This has presented UK resellers with a significant opportunity to reinvigorate their businesses.
By updating their product portfolio to meet different customer needs and by striking long-term deals, MSPs are enjoying a steady stream of income, which gives them much greater financial stability. Last year proved to be a catalyst for UK resellers to start this transformation, and many more are expected to follow suit in 2017.
However, 2016 was also a year when UK resellers and their customers became lucrative targets for cyber criminals. Ransomware attacks, in particular, were a serious issue for the channel, with 48% of resellers seeing an increase in ransomware-related support inquiries.

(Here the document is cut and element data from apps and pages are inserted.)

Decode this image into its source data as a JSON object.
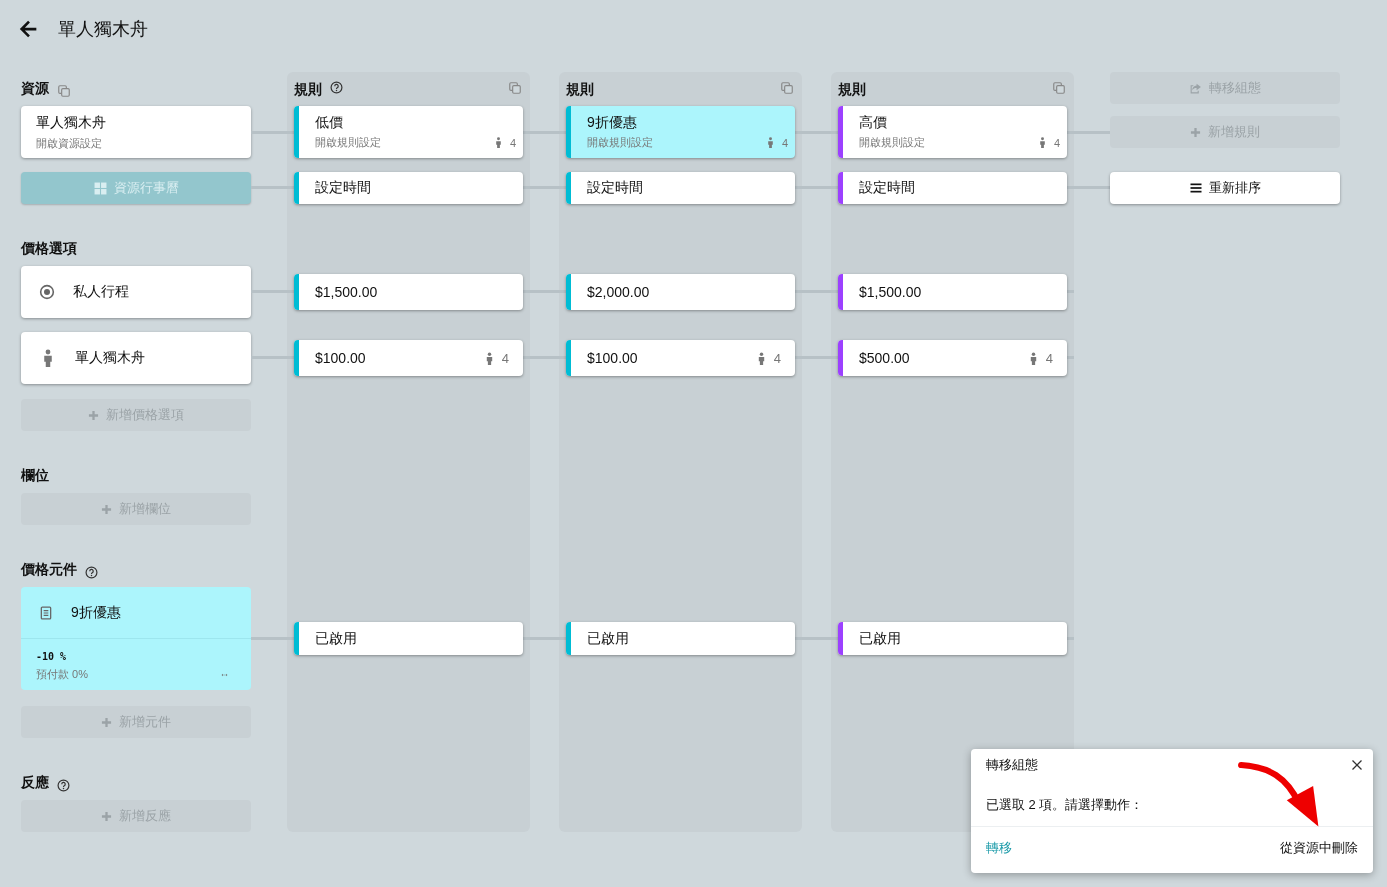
{
  "page": {
    "title": "單人獨木舟"
  },
  "resource": {
    "title": "資源",
    "card": {
      "name": "單人獨木舟",
      "subtitle": "開啟資源設定"
    },
    "calendar_button": {
      "label": "資源行事曆",
      "disabled": true
    }
  },
  "price_options": {
    "title": "價格選項",
    "items": [
      {
        "kind": "private",
        "label": "私人行程"
      },
      {
        "kind": "person",
        "label": "單人獨木舟"
      }
    ],
    "add_button": {
      "label": "新增價格選項",
      "disabled": true
    }
  },
  "slots": {
    "title": "欄位",
    "add_button": {
      "label": "新增欄位",
      "disabled": true
    }
  },
  "price_components": {
    "title": "價格元件",
    "help": true,
    "items": [
      {
        "name": "9折優惠",
        "value": "-10 %",
        "prepayment": "預付款 0%",
        "selected": true
      }
    ],
    "add_button": {
      "label": "新增元件",
      "disabled": true
    }
  },
  "reactions": {
    "title": "反應",
    "help": true,
    "add_button": {
      "label": "新增反應",
      "disabled": true
    }
  },
  "rules": [
    {
      "title": "規則",
      "help": true,
      "name": "低價",
      "subtitle": "開啟規則設定",
      "count": "4",
      "color": "#00bcd4",
      "selected": false,
      "time_label": "設定時間",
      "prices": [
        {
          "amount": "$1,500.00"
        },
        {
          "amount": "$100.00",
          "count": "4"
        }
      ],
      "component_status": "已啟用"
    },
    {
      "title": "規則",
      "help": false,
      "name": "9折優惠",
      "subtitle": "開啟規則設定",
      "count": "4",
      "color": "#00bcd4",
      "selected": true,
      "time_label": "設定時間",
      "prices": [
        {
          "amount": "$2,000.00"
        },
        {
          "amount": "$100.00",
          "count": "4"
        }
      ],
      "component_status": "已啟用"
    },
    {
      "title": "規則",
      "help": false,
      "name": "高價",
      "subtitle": "開啟規則設定",
      "count": "4",
      "color": "#9c40ff",
      "selected": false,
      "time_label": "設定時間",
      "prices": [
        {
          "amount": "$1,500.00"
        },
        {
          "amount": "$500.00",
          "count": "4"
        }
      ],
      "component_status": "已啟用"
    }
  ],
  "rule_actions": [
    {
      "kind": "transfer",
      "label": "轉移組態",
      "disabled": true
    },
    {
      "kind": "add",
      "label": "新增規則",
      "disabled": true
    }
  ],
  "reorder_button": {
    "label": "重新排序",
    "disabled": false
  },
  "dialog": {
    "title": "轉移組態",
    "message": "已選取 2 項。請選擇動作：",
    "actions": [
      {
        "kind": "primary",
        "label": "轉移"
      },
      {
        "kind": "plain",
        "label": "從資源中刪除"
      }
    ]
  }
}
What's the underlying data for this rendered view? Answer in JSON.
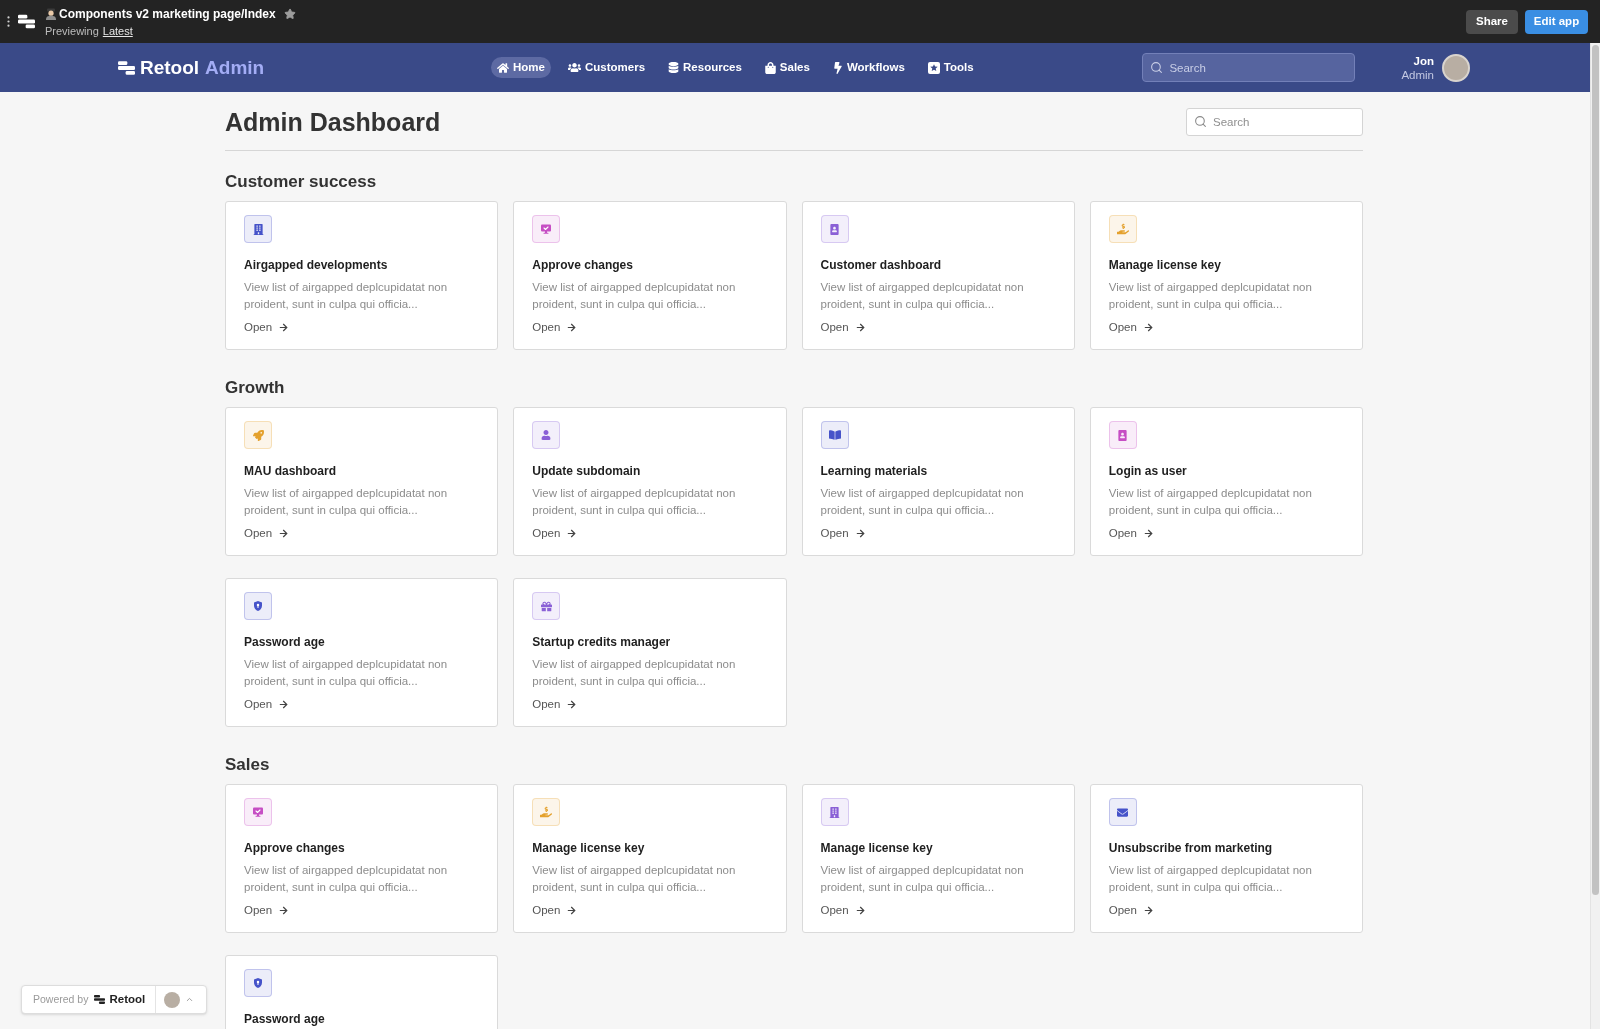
{
  "top_bar": {
    "title": "Components v2 marketing page/Index",
    "preview_label": "Previewing",
    "version": "Latest",
    "buttons": [
      {
        "label": "Share",
        "kind": "secondary"
      },
      {
        "label": "Edit app",
        "kind": "primary"
      }
    ]
  },
  "nav": {
    "logo": "Retool",
    "logo_suffix": "Admin",
    "items": [
      {
        "label": "Home",
        "selected": true
      },
      {
        "label": "Customers",
        "selected": false
      },
      {
        "label": "Resources",
        "selected": false
      },
      {
        "label": "Sales",
        "selected": false
      },
      {
        "label": "Workflows",
        "selected": false
      },
      {
        "label": "Tools",
        "selected": false
      }
    ],
    "search": {
      "placeholder": "Search"
    },
    "user": {
      "name": "Jon",
      "role": "Admin"
    }
  },
  "page": {
    "title": "Admin Dashboard",
    "search": {
      "placeholder": "Search"
    }
  },
  "sections": [
    {
      "title": "Customer success",
      "cards": [
        {
          "title": "Airgapped developments",
          "description": "View list of airgapped deplcupidatat non proident, sunt in culpa qui officia...",
          "link": "Open",
          "color": "#4653c9"
        },
        {
          "title": "Approve changes",
          "description": "View list of airgapped deplcupidatat non proident, sunt in culpa qui officia...",
          "link": "Open",
          "color": "#c64ec4"
        },
        {
          "title": "Customer dashboard",
          "description": "View list of airgapped deplcupidatat non proident, sunt in culpa qui officia...",
          "link": "Open",
          "color": "#8a60d6"
        },
        {
          "title": "Manage license key",
          "description": "View list of airgapped deplcupidatat non proident, sunt in culpa qui officia...",
          "link": "Open",
          "color": "#e4a12d"
        }
      ]
    },
    {
      "title": "Growth",
      "cards": [
        {
          "title": "MAU dashboard",
          "description": "View list of airgapped deplcupidatat non proident, sunt in culpa qui officia...",
          "link": "Open",
          "color": "#e4a12d"
        },
        {
          "title": "Update subdomain",
          "description": "View list of airgapped deplcupidatat non proident, sunt in culpa qui officia...",
          "link": "Open",
          "color": "#8a60d6"
        },
        {
          "title": "Learning materials",
          "description": "View list of airgapped deplcupidatat non proident, sunt in culpa qui officia...",
          "link": "Open",
          "color": "#4653c9"
        },
        {
          "title": "Login as user",
          "description": "View list of airgapped deplcupidatat non proident, sunt in culpa qui officia...",
          "link": "Open",
          "color": "#c64ec4"
        },
        {
          "title": "Password age",
          "description": "View list of airgapped deplcupidatat non proident, sunt in culpa qui officia...",
          "link": "Open",
          "color": "#4653c9"
        },
        {
          "title": "Startup credits manager",
          "description": "View list of airgapped deplcupidatat non proident, sunt in culpa qui officia...",
          "link": "Open",
          "color": "#8a60d6"
        }
      ]
    },
    {
      "title": "Sales",
      "cards": [
        {
          "title": "Approve changes",
          "description": "View list of airgapped deplcupidatat non proident, sunt in culpa qui officia...",
          "link": "Open",
          "color": "#c64ec4"
        },
        {
          "title": "Manage license key",
          "description": "View list of airgapped deplcupidatat non proident, sunt in culpa qui officia...",
          "link": "Open",
          "color": "#e4a12d"
        },
        {
          "title": "Manage license key",
          "description": "View list of airgapped deplcupidatat non proident, sunt in culpa qui officia...",
          "link": "Open",
          "color": "#8a60d6"
        },
        {
          "title": "Unsubscribe from marketing",
          "description": "View list of airgapped deplcupidatat non proident, sunt in culpa qui officia...",
          "link": "Open",
          "color": "#4653c9"
        },
        {
          "title": "Password age",
          "color": "#4653c9"
        }
      ]
    }
  ],
  "powered_by": {
    "label": "Powered by",
    "brand": "Retool"
  }
}
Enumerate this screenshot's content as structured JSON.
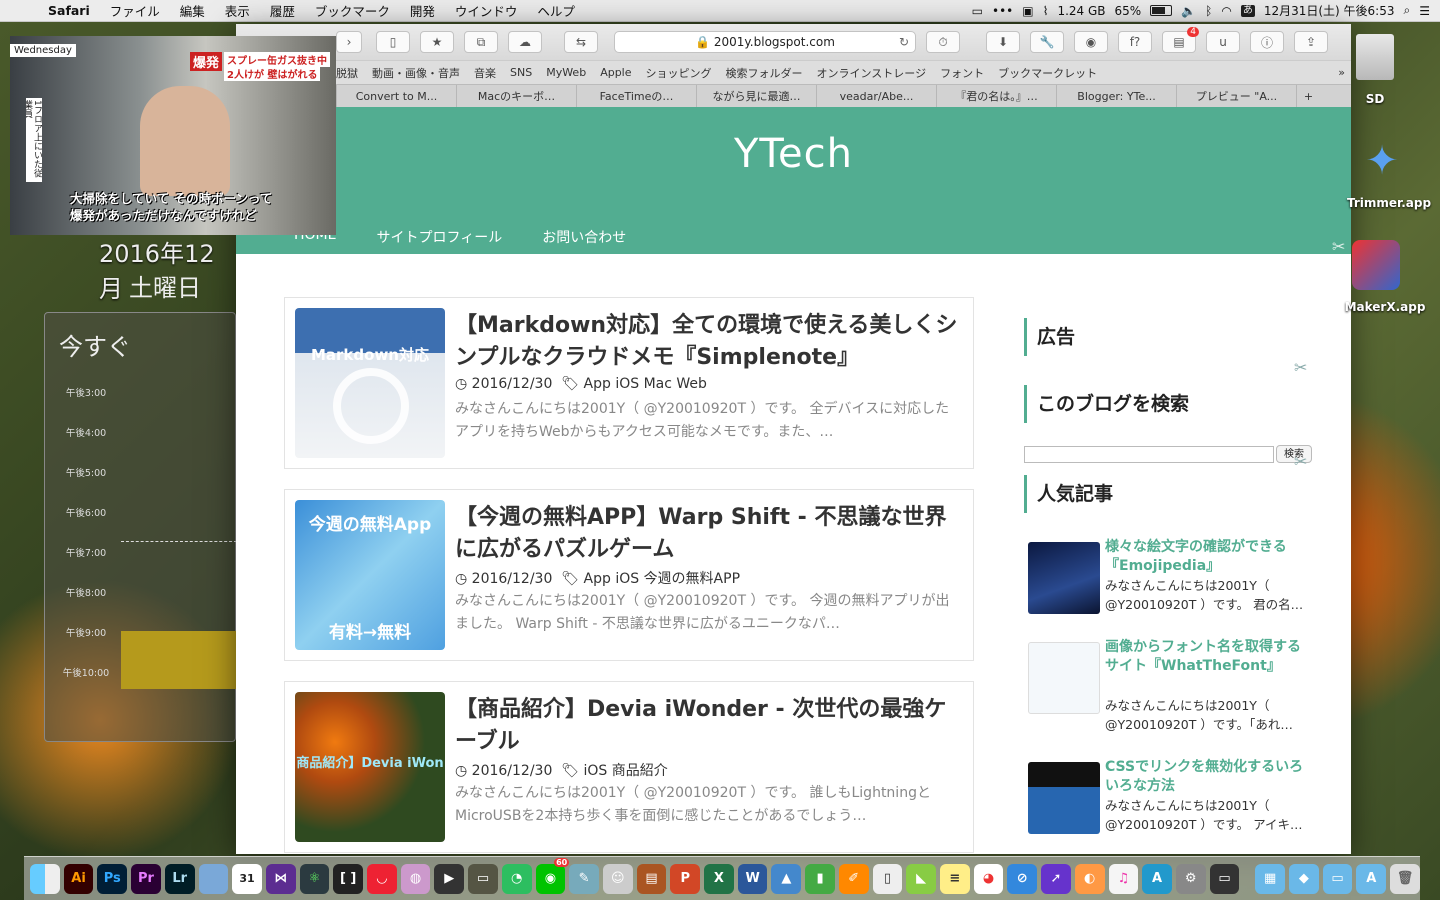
{
  "menubar": {
    "apple": "",
    "app": "Safari",
    "items": [
      "ファイル",
      "編集",
      "表示",
      "履歴",
      "ブックマーク",
      "開発",
      "ウインドウ",
      "ヘルプ"
    ],
    "memory": "1.24 GB",
    "battery": "65%",
    "ime": "あ",
    "datetime": "12月31日(土) 午後6:53"
  },
  "toolbar": {
    "url": "2001y.blogspot.com",
    "badge": "4",
    "ext_f": "f?",
    "ext_u": "u"
  },
  "bookmarks": [
    "脱獄",
    "動画・画像・音声",
    "音楽",
    "SNS",
    "MyWeb",
    "Apple",
    "ショッピング",
    "検索フォルダー",
    "オンラインストレージ",
    "フォント",
    "ブックマークレット"
  ],
  "tabs": [
    "Convert to M...",
    "Macのキーボ…",
    "FaceTimeの…",
    "ながら見に最適…",
    "veadar/Abe...",
    "『君の名は。』…",
    "Blogger: YTe...",
    "プレビュー \"A..."
  ],
  "site": {
    "title": "YTech",
    "nav": [
      "HOME",
      "サイトプロフィール",
      "お問い合わせ"
    ]
  },
  "posts": [
    {
      "title": "【Markdown対応】全ての環境で使える美しくシンプルなクラウドメモ『Simplenote』",
      "date": "2016/12/30",
      "tags": "App iOS Mac Web",
      "excerpt": "みなさんこんにちは2001Y（ @Y20010920T ）です。 全デバイスに対応したアプリを持ちWebからもアクセス可能なメモです。また、…",
      "thumb": "Markdown対応"
    },
    {
      "title": "【今週の無料APP】Warp Shift - 不思議な世界に広がるパズルゲーム",
      "date": "2016/12/30",
      "tags": "App iOS 今週の無料APP",
      "excerpt": "みなさんこんにちは2001Y（ @Y20010920T ）です。 今週の無料アプリが出ました。 Warp Shift - 不思議な世界に広がるユニークなパ…",
      "thumb": "今週の無料App",
      "thumb2": "有料→無料"
    },
    {
      "title": "【商品紹介】Devia iWonder - 次世代の最強ケーブル",
      "date": "2016/12/30",
      "tags": "iOS 商品紹介",
      "excerpt": "みなさんこんにちは2001Y（ @Y20010920T ）です。 誰しもLightningとMicroUSBを2本持ち歩く事を面倒に感じたことがあるでしょう…",
      "thumb": "商品紹介】Devia iWon"
    }
  ],
  "sidebar": {
    "ad": "広告",
    "search": "このブログを検索",
    "search_btn": "検索",
    "popular": "人気記事",
    "items": [
      {
        "title": "様々な絵文字の確認ができる『Emojipedia』",
        "excerpt": "みなさんこんにちは2001Y（ @Y20010920T ）です。 君の名…"
      },
      {
        "title": "画像からフォント名を取得するサイト『WhatTheFont』",
        "excerpt": "みなさんこんにちは2001Y（ @Y20010920T ）です。「あれ…"
      },
      {
        "title": "CSSでリンクを無効化するいろいろな方法",
        "excerpt": "みなさんこんにちは2001Y（ @Y20010920T ）です。 アイキ…"
      }
    ]
  },
  "video": {
    "channel": "Wednesday",
    "headline": "スプレー缶ガス抜き中",
    "headline2": "2人けが 壁はがれる",
    "tag": "爆発",
    "caption": "大掃除をしていて その時ボーンって",
    "caption2": "爆発があっただけなんですけれど",
    "side": "1フロア上にいた従業員"
  },
  "calendar": {
    "date": "2016年12月",
    "weekday": "土曜日",
    "now": "今すぐ",
    "hours": [
      "午後3:00",
      "午後4:00",
      "午後5:00",
      "午後6:00",
      "午後7:00",
      "午後8:00",
      "午後9:00",
      "午後10:00"
    ]
  },
  "desktop": {
    "items": [
      "SD",
      "Trimmer.app",
      "MakerX.app"
    ]
  },
  "dock": {
    "items": [
      "Ai",
      "Ps",
      "Pr",
      "Lr",
      "31"
    ],
    "line_badge": "60"
  }
}
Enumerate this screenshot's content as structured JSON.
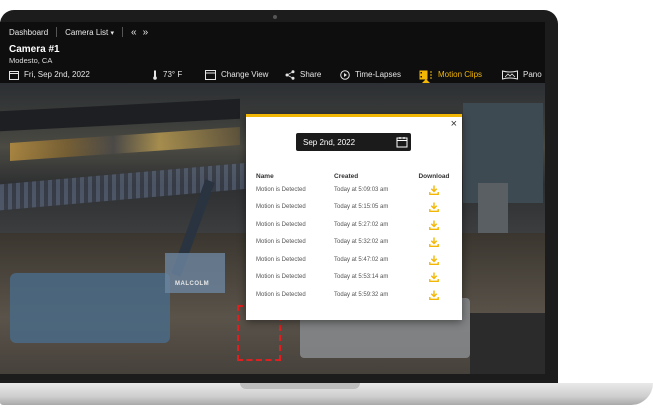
{
  "nav": {
    "dashboard": "Dashboard",
    "camera_list": "Camera List",
    "camera_list_caret": "▾",
    "prev": "«",
    "next": "»"
  },
  "camera": {
    "title": "Camera #1",
    "location": "Modesto, CA"
  },
  "toolbar": {
    "date": "Fri, Sep 2nd, 2022",
    "temperature": "73° F",
    "change_view": "Change View",
    "share": "Share",
    "time_lapses": "Time-Lapses",
    "motion_clips": "Motion Clips",
    "pano": "Pano"
  },
  "scene": {
    "machine_label": "MALCOLM"
  },
  "modal": {
    "close": "×",
    "date_value": "Sep 2nd, 2022",
    "headers": {
      "name": "Name",
      "created": "Created",
      "download": "Download"
    },
    "clips": [
      {
        "name": "Motion is Detected",
        "created": "Today at 5:09:03 am"
      },
      {
        "name": "Motion is Detected",
        "created": "Today at 5:15:05 am"
      },
      {
        "name": "Motion is Detected",
        "created": "Today at 5:27:02 am"
      },
      {
        "name": "Motion is Detected",
        "created": "Today at 5:32:02 am"
      },
      {
        "name": "Motion is Detected",
        "created": "Today at 5:47:02 am"
      },
      {
        "name": "Motion is Detected",
        "created": "Today at 5:53:14 am"
      },
      {
        "name": "Motion is Detected",
        "created": "Today at 5:59:32 am"
      }
    ]
  },
  "colors": {
    "accent": "#f2b705",
    "detection": "#e02020",
    "chrome": "#0e0e0e"
  },
  "icons": {
    "calendar": "calendar-icon",
    "thermometer": "thermometer-icon",
    "change_view": "change-view-icon",
    "share": "share-icon",
    "time_lapses": "play-circle-icon",
    "motion_clips": "film-icon",
    "pano": "panorama-icon",
    "download": "download-icon"
  }
}
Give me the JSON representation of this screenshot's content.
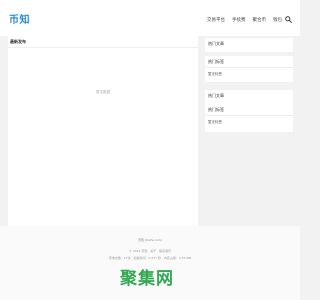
{
  "header": {
    "logo": "币知",
    "nav": [
      "交易平台",
      "手续费",
      "聚合币",
      "钱包"
    ],
    "search_icon": "search-icon"
  },
  "main": {
    "title": "最新发布",
    "empty_text": "暂无数据"
  },
  "sidebar": {
    "widgets": [
      {
        "title": "热门文章",
        "body": ""
      },
      {
        "title": "热门标签",
        "body": "暂无标签"
      },
      {
        "title": "热门文章",
        "body": ""
      },
      {
        "title": "热门标签",
        "body": "暂无标签"
      }
    ]
  },
  "footer": {
    "line1": "币知 (bizhi.com)",
    "line2": "© 2024 币知 · 关于 · 联系我们",
    "line3": "查询次数：17次 · 加载时间：0.037 秒 · 内存占用：4.55 MB"
  },
  "watermark": {
    "text": "聚集网",
    "color": "#32a852"
  },
  "colors": {
    "brand": "#2a8bd8",
    "background": "#f2f2f2"
  }
}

This is having a huge impact on channel resellers themselves, with 45% admitting not billing their customers for the time spent in helping them recover from a ransomware attack.
In 2016, the UK channel realised how serious a threat ransomware is and resellers started putting defences in place to protect themselves and their customers.
As cyber criminals become more and more savvy, this trend is set to continue in 2017.
Eleri Gibbon, director, EMEA channels, Alert Logic
In 2016, organisations continued to shift to the cloud, with the channel playing an important role in this. Many traditional channel partners knew some time ago that they needed to change direction and move towards a cloud strategy or get left behind.
They are used to dealing with risk-averse central IT and procurement teams, but the cloud brings so much more involvement from other parts of the business, including developers, marketing and finance. The shift to the cloud also includes changes to skills, governance, security and culture – all of which require significant investment and time to do well, which is why I see some partners are less enthusiastic than they were a few years ago, as these areas have not been a core focus for them in the past.
In 2017, we expect cloud environments to grow and change rapidly, with channel partners having to demonstrate they can accelerate the value that technology brings to organisations. If channel partners want to differentiate, they will have to invest in the enablement and programmes on offer from cloud providers so they can give organisations confidence that they are engaging with partners that have cloud expertise.
At the same time, cloud providers have an obligation to continue to invest in the channel and make topics such as migration strategies, security and governance a key part of their programmes.